▼▼▼

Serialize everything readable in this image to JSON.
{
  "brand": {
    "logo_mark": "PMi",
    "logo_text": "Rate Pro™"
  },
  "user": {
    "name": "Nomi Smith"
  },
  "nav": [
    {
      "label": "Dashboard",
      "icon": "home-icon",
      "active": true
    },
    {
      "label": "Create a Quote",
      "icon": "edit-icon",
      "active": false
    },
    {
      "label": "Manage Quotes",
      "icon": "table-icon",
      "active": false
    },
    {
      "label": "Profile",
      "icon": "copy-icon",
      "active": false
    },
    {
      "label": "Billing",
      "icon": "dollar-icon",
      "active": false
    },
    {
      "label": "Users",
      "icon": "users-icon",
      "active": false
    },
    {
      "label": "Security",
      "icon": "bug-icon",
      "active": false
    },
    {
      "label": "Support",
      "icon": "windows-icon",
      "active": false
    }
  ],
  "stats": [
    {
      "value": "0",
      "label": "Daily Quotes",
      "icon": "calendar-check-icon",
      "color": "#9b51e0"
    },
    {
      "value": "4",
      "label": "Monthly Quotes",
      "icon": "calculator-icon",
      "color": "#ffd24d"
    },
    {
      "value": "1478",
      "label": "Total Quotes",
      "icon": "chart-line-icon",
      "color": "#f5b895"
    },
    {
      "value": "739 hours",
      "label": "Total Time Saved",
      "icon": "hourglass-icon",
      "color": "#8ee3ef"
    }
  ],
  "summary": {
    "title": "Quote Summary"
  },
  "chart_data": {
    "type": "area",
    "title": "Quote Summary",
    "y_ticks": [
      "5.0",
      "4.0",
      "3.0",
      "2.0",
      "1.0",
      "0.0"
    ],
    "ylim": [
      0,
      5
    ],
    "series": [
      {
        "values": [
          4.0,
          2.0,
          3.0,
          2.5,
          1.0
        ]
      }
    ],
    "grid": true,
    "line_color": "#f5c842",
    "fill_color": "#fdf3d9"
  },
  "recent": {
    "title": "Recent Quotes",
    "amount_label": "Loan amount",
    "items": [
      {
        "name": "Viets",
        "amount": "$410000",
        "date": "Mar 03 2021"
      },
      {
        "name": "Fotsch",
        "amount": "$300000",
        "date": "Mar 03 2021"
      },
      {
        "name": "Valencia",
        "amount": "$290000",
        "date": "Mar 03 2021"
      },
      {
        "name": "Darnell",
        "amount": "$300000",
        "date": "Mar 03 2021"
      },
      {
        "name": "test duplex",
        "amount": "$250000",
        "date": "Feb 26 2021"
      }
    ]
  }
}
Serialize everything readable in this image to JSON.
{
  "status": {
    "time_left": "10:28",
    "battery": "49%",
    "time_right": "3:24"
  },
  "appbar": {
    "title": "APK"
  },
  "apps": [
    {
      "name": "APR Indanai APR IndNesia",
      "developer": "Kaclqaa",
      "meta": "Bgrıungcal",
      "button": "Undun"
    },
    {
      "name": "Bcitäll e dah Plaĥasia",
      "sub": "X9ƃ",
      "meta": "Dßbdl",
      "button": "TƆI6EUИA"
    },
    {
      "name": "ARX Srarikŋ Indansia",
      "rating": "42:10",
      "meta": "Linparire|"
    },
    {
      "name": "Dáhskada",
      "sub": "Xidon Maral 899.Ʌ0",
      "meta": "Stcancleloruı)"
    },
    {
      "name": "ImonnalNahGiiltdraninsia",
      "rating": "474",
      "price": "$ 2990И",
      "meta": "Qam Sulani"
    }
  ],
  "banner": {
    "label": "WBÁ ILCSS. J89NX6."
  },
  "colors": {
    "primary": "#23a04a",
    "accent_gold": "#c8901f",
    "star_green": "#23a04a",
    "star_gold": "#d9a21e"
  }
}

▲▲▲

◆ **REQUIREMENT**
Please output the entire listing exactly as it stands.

◆ **ANSWER FOR THE TASK**
Serialize everything readable in this image to JSON.
{
  "brand": {
    "logo_mark": "PMi",
    "logo_text": "Rate Pro™"
  },
  "user": {
    "name": "Nomi Smith"
  },
  "nav": [
    {
      "label": "Dashboard",
      "icon": "home-icon",
      "active": true
    },
    {
      "label": "Create a Quote",
      "icon": "edit-icon",
      "active": false
    },
    {
      "label": "Manage Quotes",
      "icon": "table-icon",
      "active": false
    },
    {
      "label": "Profile",
      "icon": "copy-icon",
      "active": false
    },
    {
      "label": "Billing",
      "icon": "dollar-icon",
      "active": false
    },
    {
      "label": "Users",
      "icon": "users-icon",
      "active": false
    },
    {
      "label": "Security",
      "icon": "bug-icon",
      "active": false
    },
    {
      "label": "Support",
      "icon": "windows-icon",
      "active": false
    }
  ],
  "stats": [
    {
      "value": "0",
      "label": "Daily Quotes",
      "icon": "calendar-check-icon",
      "color": "#9b51e0"
    },
    {
      "value": "4",
      "label": "Monthly Quotes",
      "icon": "calculator-icon",
      "color": "#ffd24d"
    },
    {
      "value": "1478",
      "label": "Total Quotes",
      "icon": "chart-line-icon",
      "color": "#f5b895"
    },
    {
      "value": "739 hours",
      "label": "Total Time Saved",
      "icon": "hourglass-icon",
      "color": "#8ee3ef"
    }
  ],
  "summary": {
    "title": "Quote Summary"
  },
  "chart_data": {
    "type": "area",
    "title": "Quote Summary",
    "y_ticks": [
      "5.0",
      "4.0",
      "3.0",
      "2.0",
      "1.0",
      "0.0"
    ],
    "ylim": [
      0,
      5
    ],
    "series": [
      {
        "values": [
          4.0,
          2.0,
          3.0,
          2.5,
          1.0
        ]
      }
    ],
    "grid": true,
    "line_color": "#f5c842",
    "fill_color": "#fdf3d9"
  },
  "recent": {
    "title": "Recent Quotes",
    "amount_label": "Loan amount",
    "items": [
      {
        "name": "Viets",
        "amount": "$410000",
        "date": "Mar 03 2021"
      },
      {
        "name": "Fotsch",
        "amount": "$300000",
        "date": "Mar 03 2021"
      },
      {
        "name": "Valencia",
        "amount": "$290000",
        "date": "Mar 03 2021"
      },
      {
        "name": "Darnell",
        "amount": "$300000",
        "date": "Mar 03 2021"
      },
      {
        "name": "test duplex",
        "amount": "$250000",
        "date": "Feb 26 2021"
      }
    ]
  }
}
Serialize everything readable in this image to JSON.
{
  "status": {
    "time_left": "10:28",
    "battery": "49%",
    "time_right": "3:24"
  },
  "appbar": {
    "title": "APK"
  },
  "apps": [
    {
      "name": "APR Indanai APR IndNesia",
      "developer": "Kaclqaa",
      "meta": "Bgrıungcal",
      "button": "Undun"
    },
    {
      "name": "Bcitäll e dah Plaĥasia",
      "sub": "X9ƃ",
      "meta": "Dßbdl",
      "button": "TƆI6EUИA"
    },
    {
      "name": "ARX Srarikŋ Indansia",
      "rating": "42:10",
      "meta": "Linparire|"
    },
    {
      "name": "Dáhskada",
      "sub": "Xidon Maral 899.Ʌ0",
      "meta": "Stcancleloruı)"
    },
    {
      "name": "ImonnalNahGiiltdraninsia",
      "rating": "474",
      "price": "$ 2990И",
      "meta": "Qam Sulani"
    }
  ],
  "banner": {
    "label": "WBÁ ILCSS. J89NX6."
  },
  "colors": {
    "primary": "#23a04a",
    "accent_gold": "#c8901f",
    "star_green": "#23a04a",
    "star_gold": "#d9a21e"
  }
}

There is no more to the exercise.